pthread_mutex_init(&m, NULL);

Initializing a mutex is analogous to opening a file. It makes the mutex variable available for meaningful uses and puts it into the unlocked state. The mutex theoretically remains available until the mutex is destroyed via a call to pthread_mutex_destroy(). For this project, you are not required to consider errors resulting from destroying a mutex that was not initialized or that was locked when pthread_mutex_destroy() was called. You also do not need to guarantee that pthread_mutex_destroy() gets called for every mutex that is initialized.

In short, you can use pthread_mutex_init() to recognize mutexes within the dataflow analysis.

Locking and Unlocking

A mutex can be locked using pthread_mutex_lock(), which moves the mutex into the locked state, and a mutex can be unlocked using pthread_mutex_unlock(), which moves the mutex into the unlocked state:

// code protected by m

You must identify double (un)locking errors where pthread_mutex_lock() is called on a mutex in the locked state or pthread_mutex_unlock() is called on a mutex in the unlocked state.

Pointers and Mutex Locations

Note that mutexes can be created as global variables, stack variables, or allocated on the heap. To simplify the analysis, you may assume that no heap allocations occur within the analyzed programs. However, if a pointer to a mutex is passed to a function, you should identify which mutex variables that argument might point to and proceed accordingly. You can also assume that every mutex is declared as an independent global or local variable, so there is no need to worry about delving into aggregates like arrays or struct types. Note: in context sensitive analyses, stack variables are usually identified by their context identifiers.

There are some subtleties in this part of the project for which I will not be checking. Once the class encounters them, we might have an eye opening discussion or two.


A template for the project is available here. The compilation process for the project should be the same as before. To complete the project, you must implement the analysis in tools/deadlocker/DoubleLockingPass.cpp. You may add or change any other files as you see fit.

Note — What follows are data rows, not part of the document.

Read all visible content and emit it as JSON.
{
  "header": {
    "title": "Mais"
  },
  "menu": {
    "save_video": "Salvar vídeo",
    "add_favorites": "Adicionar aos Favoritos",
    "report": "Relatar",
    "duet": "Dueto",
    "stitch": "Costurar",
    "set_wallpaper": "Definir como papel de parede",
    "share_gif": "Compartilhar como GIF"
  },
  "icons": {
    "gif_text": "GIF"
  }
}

To use the tool, run ./deadlocker <input bitcode or llvm assembly>.

What you turn in

You must turn in two things via CourSys. Make sure that your name is clearly specified in both.

  1. The source files for your project. Compress your project directory into a .tar.gz file and submit. I will build and test all projects on a 64-bit machine. Make sure that I can test your project by simply running the tool that gets built by the provided template.

  2. A brief (1 page max) write up of your project that explains your basic design as well as what results you may have observed when running your tool on tests. Where does does it produce false positives? False negatives? How might you change things to make it more useful (feel free to brainstorm)?

Both of these should be submitted to CourSys by the deadline.


Monday, February 16 at 11:59pm

Further reading

As longstanding a problem as deadlock may be, it still is not solved in general. A host of recent papers attack the problem in a variety of ways.

  1. Detecting Errors with Configurable Whole-Program Dataflow Analysis
  2. An effective dynamic analysis for detecting generalized deadlocks
  3. Multithreaded test synthesis for deadlock detection
  4. Sherlock: scalable deadlock detection for concurrent programs
  5. ConLock: a constraint-based approach to dynamic checking on deadlocks in multithreaded programs